Entries from a dataset of interfaces:

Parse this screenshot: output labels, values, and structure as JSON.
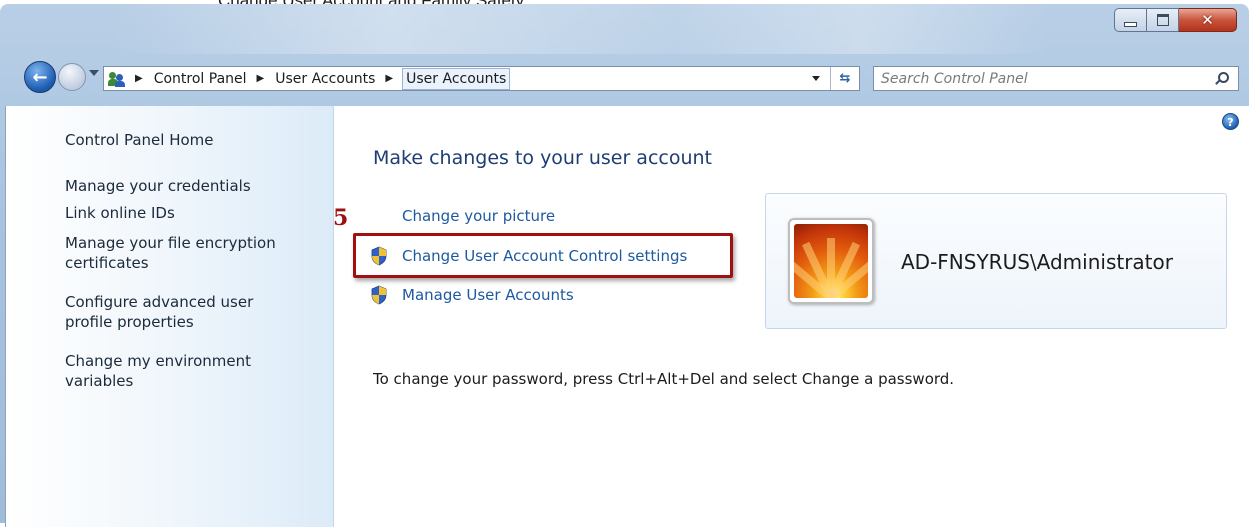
{
  "caption": "Change User Account and Family Safety",
  "window": {
    "buttons": {
      "minimize": "minimize",
      "maximize": "maximize",
      "close": "close"
    }
  },
  "nav": {
    "breadcrumb": [
      "Control Panel",
      "User Accounts",
      "User Accounts"
    ],
    "search_placeholder": "Search Control Panel"
  },
  "sidebar": {
    "items": [
      {
        "label": "Control Panel Home"
      },
      {
        "label": "Manage your credentials"
      },
      {
        "label": "Link online IDs"
      },
      {
        "label": "Manage your file encryption certificates"
      },
      {
        "label": "Configure advanced user profile properties"
      },
      {
        "label": "Change my environment variables"
      }
    ]
  },
  "main": {
    "title": "Make changes to your user account",
    "step_number": "5",
    "tasks": [
      {
        "label": "Change your picture",
        "icon": null
      },
      {
        "label": "Change User Account Control settings",
        "icon": "uac-shield-icon"
      },
      {
        "label": "Manage User Accounts",
        "icon": "uac-shield-icon"
      }
    ],
    "account_name": "AD-FNSYRUS\\Administrator",
    "password_hint": "To change your password, press Ctrl+Alt+Del and select Change a password."
  },
  "colors": {
    "link": "#1e5aa0",
    "title": "#1e3e73",
    "highlight": "#a11010"
  }
}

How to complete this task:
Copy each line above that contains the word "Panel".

Solution to this problem:
      "Control Panel",
    "search_placeholder": "Search Control Panel"
        "label": "Control Panel Home"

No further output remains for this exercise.